Word for word, restate the entries that follow.

Collection entries:

<<<<

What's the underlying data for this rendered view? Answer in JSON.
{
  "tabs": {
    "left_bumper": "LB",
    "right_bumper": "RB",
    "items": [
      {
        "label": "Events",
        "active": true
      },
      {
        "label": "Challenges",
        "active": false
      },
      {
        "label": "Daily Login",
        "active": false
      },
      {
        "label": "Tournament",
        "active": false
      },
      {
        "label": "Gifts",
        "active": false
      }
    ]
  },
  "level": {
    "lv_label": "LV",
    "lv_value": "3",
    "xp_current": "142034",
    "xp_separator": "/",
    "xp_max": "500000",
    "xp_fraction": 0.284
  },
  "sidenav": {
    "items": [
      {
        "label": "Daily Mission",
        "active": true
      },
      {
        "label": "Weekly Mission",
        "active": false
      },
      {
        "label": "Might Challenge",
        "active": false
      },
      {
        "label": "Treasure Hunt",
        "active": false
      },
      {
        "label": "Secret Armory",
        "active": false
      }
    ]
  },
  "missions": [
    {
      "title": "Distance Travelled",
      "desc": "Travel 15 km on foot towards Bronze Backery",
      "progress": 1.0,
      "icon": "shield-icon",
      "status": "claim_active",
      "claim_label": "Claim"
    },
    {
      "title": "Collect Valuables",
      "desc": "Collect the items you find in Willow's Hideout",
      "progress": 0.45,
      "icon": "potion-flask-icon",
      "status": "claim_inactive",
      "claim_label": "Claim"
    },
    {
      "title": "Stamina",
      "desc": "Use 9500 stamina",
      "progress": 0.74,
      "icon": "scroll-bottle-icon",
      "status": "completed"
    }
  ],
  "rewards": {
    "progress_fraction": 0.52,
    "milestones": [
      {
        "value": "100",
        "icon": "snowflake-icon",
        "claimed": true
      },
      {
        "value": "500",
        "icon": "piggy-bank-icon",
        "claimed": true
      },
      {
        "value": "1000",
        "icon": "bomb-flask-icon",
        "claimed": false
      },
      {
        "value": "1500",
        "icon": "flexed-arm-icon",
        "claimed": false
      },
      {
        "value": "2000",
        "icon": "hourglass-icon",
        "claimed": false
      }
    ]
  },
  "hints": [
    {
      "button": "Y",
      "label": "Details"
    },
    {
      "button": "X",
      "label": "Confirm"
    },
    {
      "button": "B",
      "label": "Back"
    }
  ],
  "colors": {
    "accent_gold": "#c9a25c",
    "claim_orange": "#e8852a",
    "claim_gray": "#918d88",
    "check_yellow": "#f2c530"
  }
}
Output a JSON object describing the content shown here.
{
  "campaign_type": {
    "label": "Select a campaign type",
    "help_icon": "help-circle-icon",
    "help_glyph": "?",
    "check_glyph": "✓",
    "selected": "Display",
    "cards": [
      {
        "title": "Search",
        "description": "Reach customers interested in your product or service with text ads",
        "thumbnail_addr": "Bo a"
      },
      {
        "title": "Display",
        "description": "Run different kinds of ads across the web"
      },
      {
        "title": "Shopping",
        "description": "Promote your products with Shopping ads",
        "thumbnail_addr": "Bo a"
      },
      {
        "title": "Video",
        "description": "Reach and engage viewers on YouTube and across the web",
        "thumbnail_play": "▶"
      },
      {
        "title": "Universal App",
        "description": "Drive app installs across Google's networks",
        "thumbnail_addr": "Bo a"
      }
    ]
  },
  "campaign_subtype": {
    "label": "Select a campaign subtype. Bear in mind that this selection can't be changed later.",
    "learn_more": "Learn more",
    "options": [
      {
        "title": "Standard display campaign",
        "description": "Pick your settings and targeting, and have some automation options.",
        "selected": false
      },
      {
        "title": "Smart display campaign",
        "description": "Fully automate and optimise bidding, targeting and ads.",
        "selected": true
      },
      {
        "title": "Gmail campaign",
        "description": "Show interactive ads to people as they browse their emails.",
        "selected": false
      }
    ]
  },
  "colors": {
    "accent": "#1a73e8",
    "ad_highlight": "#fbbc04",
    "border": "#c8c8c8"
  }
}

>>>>

ANSWER TO THIS TASK:
What's the underlying data for this rendered view? Answer in JSON.
{
  "tabs": {
    "left_bumper": "LB",
    "right_bumper": "RB",
    "items": [
      {
        "label": "Events",
        "active": true
      },
      {
        "label": "Challenges",
        "active": false
      },
      {
        "label": "Daily Login",
        "active": false
      },
      {
        "label": "Tournament",
        "active": false
      },
      {
        "label": "Gifts",
        "active": false
      }
    ]
  },
  "level": {
    "lv_label": "LV",
    "lv_value": "3",
    "xp_current": "142034",
    "xp_separator": "/",
    "xp_max": "500000",
    "xp_fraction": 0.284
  },
  "sidenav": {
    "items": [
      {
        "label": "Daily Mission",
        "active": true
      },
      {
        "label": "Weekly Mission",
        "active": false
      },
      {
        "label": "Might Challenge",
        "active": false
      },
      {
        "label": "Treasure Hunt",
        "active": false
      },
      {
        "label": "Secret Armory",
        "active": false
      }
    ]
  },
  "missions": [
    {
      "title": "Distance Travelled",
      "desc": "Travel 15 km on foot towards Bronze Backery",
      "progress": 1.0,
      "icon": "shield-icon",
      "status": "claim_active",
      "claim_label": "Claim"
    },
    {
      "title": "Collect Valuables",
      "desc": "Collect the items you find in Willow's Hideout",
      "progress": 0.45,
      "icon": "potion-flask-icon",
      "status": "claim_inactive",
      "claim_label": "Claim"
    },
    {
      "title": "Stamina",
      "desc": "Use 9500 stamina",
      "progress": 0.74,
      "icon": "scroll-bottle-icon",
      "status": "completed"
    }
  ],
  "rewards": {
    "progress_fraction": 0.52,
    "milestones": [
      {
        "value": "100",
        "icon": "snowflake-icon",
        "claimed": true
      },
      {
        "value": "500",
        "icon": "piggy-bank-icon",
        "claimed": true
      },
      {
        "value": "1000",
        "icon": "bomb-flask-icon",
        "claimed": false
      },
      {
        "value": "1500",
        "icon": "flexed-arm-icon",
        "claimed": false
      },
      {
        "value": "2000",
        "icon": "hourglass-icon",
        "claimed": false
      }
    ]
  },
  "hints": [
    {
      "button": "Y",
      "label": "Details"
    },
    {
      "button": "X",
      "label": "Confirm"
    },
    {
      "button": "B",
      "label": "Back"
    }
  ],
  "colors": {
    "accent_gold": "#c9a25c",
    "claim_orange": "#e8852a",
    "claim_gray": "#918d88",
    "check_yellow": "#f2c530"
  }
}
Output a JSON object describing the content shown here.
{
  "campaign_type": {
    "label": "Select a campaign type",
    "help_icon": "help-circle-icon",
    "help_glyph": "?",
    "check_glyph": "✓",
    "selected": "Display",
    "cards": [
      {
        "title": "Search",
        "description": "Reach customers interested in your product or service with text ads",
        "thumbnail_addr": "Bo a"
      },
      {
        "title": "Display",
        "description": "Run different kinds of ads across the web"
      },
      {
        "title": "Shopping",
        "description": "Promote your products with Shopping ads",
        "thumbnail_addr": "Bo a"
      },
      {
        "title": "Video",
        "description": "Reach and engage viewers on YouTube and across the web",
        "thumbnail_play": "▶"
      },
      {
        "title": "Universal App",
        "description": "Drive app installs across Google's networks",
        "thumbnail_addr": "Bo a"
      }
    ]
  },
  "campaign_subtype": {
    "label": "Select a campaign subtype. Bear in mind that this selection can't be changed later.",
    "learn_more": "Learn more",
    "options": [
      {
        "title": "Standard display campaign",
        "description": "Pick your settings and targeting, and have some automation options.",
        "selected": false
      },
      {
        "title": "Smart display campaign",
        "description": "Fully automate and optimise bidding, targeting and ads.",
        "selected": true
      },
      {
        "title": "Gmail campaign",
        "description": "Show interactive ads to people as they browse their emails.",
        "selected": false
      }
    ]
  },
  "colors": {
    "accent": "#1a73e8",
    "ad_highlight": "#fbbc04",
    "border": "#c8c8c8"
  }
}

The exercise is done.